> [What the task requires] Retype the full set of records. Keep every character identical.
Content starts
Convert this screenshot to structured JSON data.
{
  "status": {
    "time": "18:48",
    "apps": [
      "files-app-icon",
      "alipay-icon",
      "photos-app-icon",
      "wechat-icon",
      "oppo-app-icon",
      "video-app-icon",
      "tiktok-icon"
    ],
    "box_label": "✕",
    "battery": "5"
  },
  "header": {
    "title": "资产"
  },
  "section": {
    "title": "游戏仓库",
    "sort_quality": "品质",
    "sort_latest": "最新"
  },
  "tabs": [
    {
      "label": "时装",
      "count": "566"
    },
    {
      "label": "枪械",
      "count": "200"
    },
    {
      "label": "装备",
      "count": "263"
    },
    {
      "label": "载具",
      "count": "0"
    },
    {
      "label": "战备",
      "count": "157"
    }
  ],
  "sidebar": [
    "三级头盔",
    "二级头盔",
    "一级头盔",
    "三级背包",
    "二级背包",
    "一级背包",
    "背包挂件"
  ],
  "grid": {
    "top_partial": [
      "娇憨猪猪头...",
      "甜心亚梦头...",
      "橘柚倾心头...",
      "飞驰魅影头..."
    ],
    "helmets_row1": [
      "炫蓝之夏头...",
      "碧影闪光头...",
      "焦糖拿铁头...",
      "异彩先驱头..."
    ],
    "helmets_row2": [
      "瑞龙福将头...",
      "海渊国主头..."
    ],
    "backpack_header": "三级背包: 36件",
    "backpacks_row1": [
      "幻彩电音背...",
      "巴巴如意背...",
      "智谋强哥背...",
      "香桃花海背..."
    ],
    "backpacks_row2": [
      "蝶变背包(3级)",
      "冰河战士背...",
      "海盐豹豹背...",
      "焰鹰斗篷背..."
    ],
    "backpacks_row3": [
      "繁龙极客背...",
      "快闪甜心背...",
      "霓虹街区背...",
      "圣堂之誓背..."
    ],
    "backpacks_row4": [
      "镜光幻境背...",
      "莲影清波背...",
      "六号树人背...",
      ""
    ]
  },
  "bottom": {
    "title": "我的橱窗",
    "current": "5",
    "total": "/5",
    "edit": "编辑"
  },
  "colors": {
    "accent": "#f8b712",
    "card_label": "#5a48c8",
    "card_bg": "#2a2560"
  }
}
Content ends
> [Solution to this problem]
Convert this screenshot to structured JSON data.
{
  "status": {
    "time": "18:48",
    "apps": [
      "files-app-icon",
      "alipay-icon",
      "photos-app-icon",
      "wechat-icon",
      "oppo-app-icon",
      "video-app-icon",
      "tiktok-icon"
    ],
    "box_label": "✕",
    "battery": "5"
  },
  "header": {
    "title": "资产"
  },
  "section": {
    "title": "游戏仓库",
    "sort_quality": "品质",
    "sort_latest": "最新"
  },
  "tabs": [
    {
      "label": "时装",
      "count": "566"
    },
    {
      "label": "枪械",
      "count": "200"
    },
    {
      "label": "装备",
      "count": "263"
    },
    {
      "label": "载具",
      "count": "0"
    },
    {
      "label": "战备",
      "count": "157"
    }
  ],
  "sidebar": [
    "三级头盔",
    "二级头盔",
    "一级头盔",
    "三级背包",
    "二级背包",
    "一级背包",
    "背包挂件"
  ],
  "grid": {
    "top_partial": [
      "娇憨猪猪头...",
      "甜心亚梦头...",
      "橘柚倾心头...",
      "飞驰魅影头..."
    ],
    "helmets_row1": [
      "炫蓝之夏头...",
      "碧影闪光头...",
      "焦糖拿铁头...",
      "异彩先驱头..."
    ],
    "helmets_row2": [
      "瑞龙福将头...",
      "海渊国主头..."
    ],
    "backpack_header": "三级背包: 36件",
    "backpacks_row1": [
      "幻彩电音背...",
      "巴巴如意背...",
      "智谋强哥背...",
      "香桃花海背..."
    ],
    "backpacks_row2": [
      "蝶变背包(3级)",
      "冰河战士背...",
      "海盐豹豹背...",
      "焰鹰斗篷背..."
    ],
    "backpacks_row3": [
      "繁龙极客背...",
      "快闪甜心背...",
      "霓虹街区背...",
      "圣堂之誓背..."
    ],
    "backpacks_row4": [
      "镜光幻境背...",
      "莲影清波背...",
      "六号树人背...",
      ""
    ]
  },
  "bottom": {
    "title": "我的橱窗",
    "current": "5",
    "total": "/5",
    "edit": "编辑"
  },
  "colors": {
    "accent": "#f8b712",
    "card_label": "#5a48c8",
    "card_bg": "#2a2560"
  }
}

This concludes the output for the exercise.